Fear of the unknown
by Mary Turner
HIV/AIDS medical Columnist
Homophobia is defined as a dislike of or prejudices against homosexual people while the semantic definition of a phobia is an extreme, irrational fear of something.
Homophobia doesn’t specifically meet the medical definition of a phobia as addressed by the medical diagnostic manual. It is listed in the manual as a type of anxiety disorder.
Persons who exhibit phobias do have extreme reactions to a thing or the anticipation of encountering this thing. For example, if you have a phobia of birds, the mere mention of a bird may be enough to send you into an extreme anxiety attack. You are so fearful you might encounter a bird your psyche shuts you down and renders you incapable of functioning normally.
So, let’s examine, then, the idea of homophobia, transphobia and biphobia. It may be true that people fear things they do not understand, and many people do not understand or feel comfortable with the thought of non-gender conforming individuals.
However, these people do not have an irrational fear preventing them from coexisting with people who are sexually aroused differently from them or who self-identify differently from them concerning gender.
In short, they don’t have a real condition. These phobic individuals have ignorance at best, and bigotry at worst. There isn’t much we can do about hate and bigotry because those don’t have many teachable moments. We can work to influence the people who make laws and set policy to make those more favorable and fair to all people.
In our meaner fantasies, we could wish the worst for hateful people, but ugliness only makes us seem more like them, and we don’t want that. We do have a powerful tool against ignorance which is education.

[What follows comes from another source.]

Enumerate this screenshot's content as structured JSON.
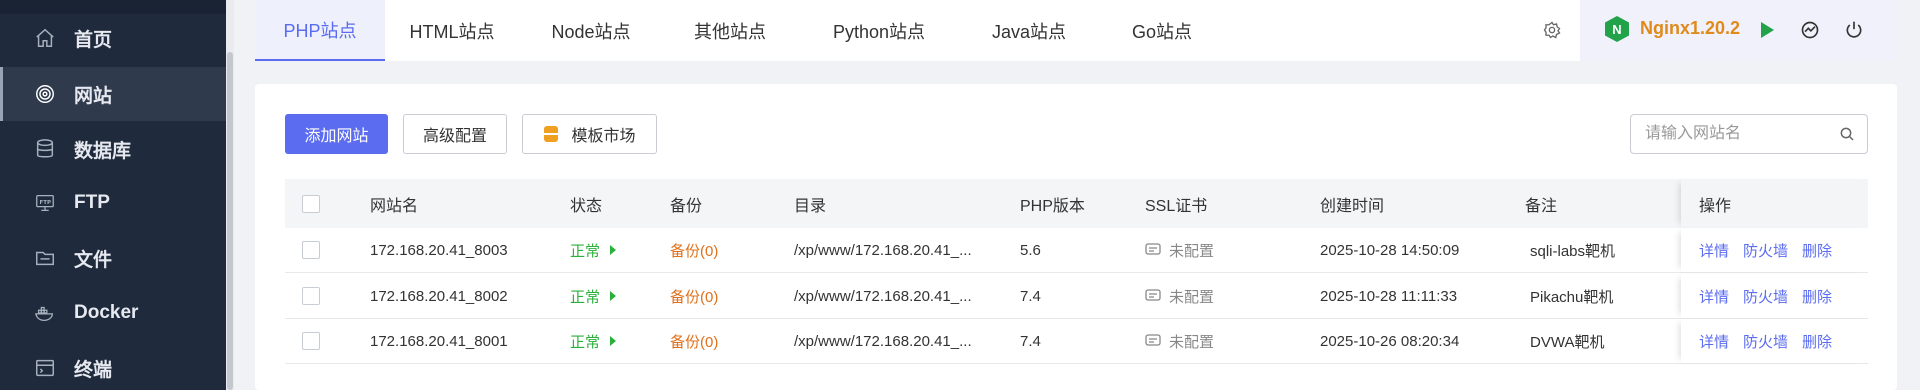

Since people tend to fear the people and things they don’t understand, education is an excellent way to destroy this ignorance and allay the fears.
I challenge and encourage everyone who reads this to find the courage to educate everyone you meet about non-gender conformity and why it is not a threat to them or anyone else.
Members of religious denominations may go from house to house knocking on doors and handing out literature, and we can employ those same strategies, hopefully in a less annoying way!
Show people gender identification and sexual orientation simply mean you’re attracted and aroused differently, but you’re still an ordinary person. Call on friends and allies to do the same.
The sooner we can normalize the idea we are all people, the better our lives can become and the less we need to educate those who don’t know and understand.
Still, if you are being harassed, threatened, or bothered by those who are mean and hateful, find your voice and report them. Tell school administrators. Call the police. Go to the media. Keep pushing until you make the shame of their bigotry known.
Bullies must feel the full weight of the consequences of their actions before they will stop. For everyone else, keep on teaching them how lovable you are.
The Gayly. May 17, 2018. 10:55 a.m. CST.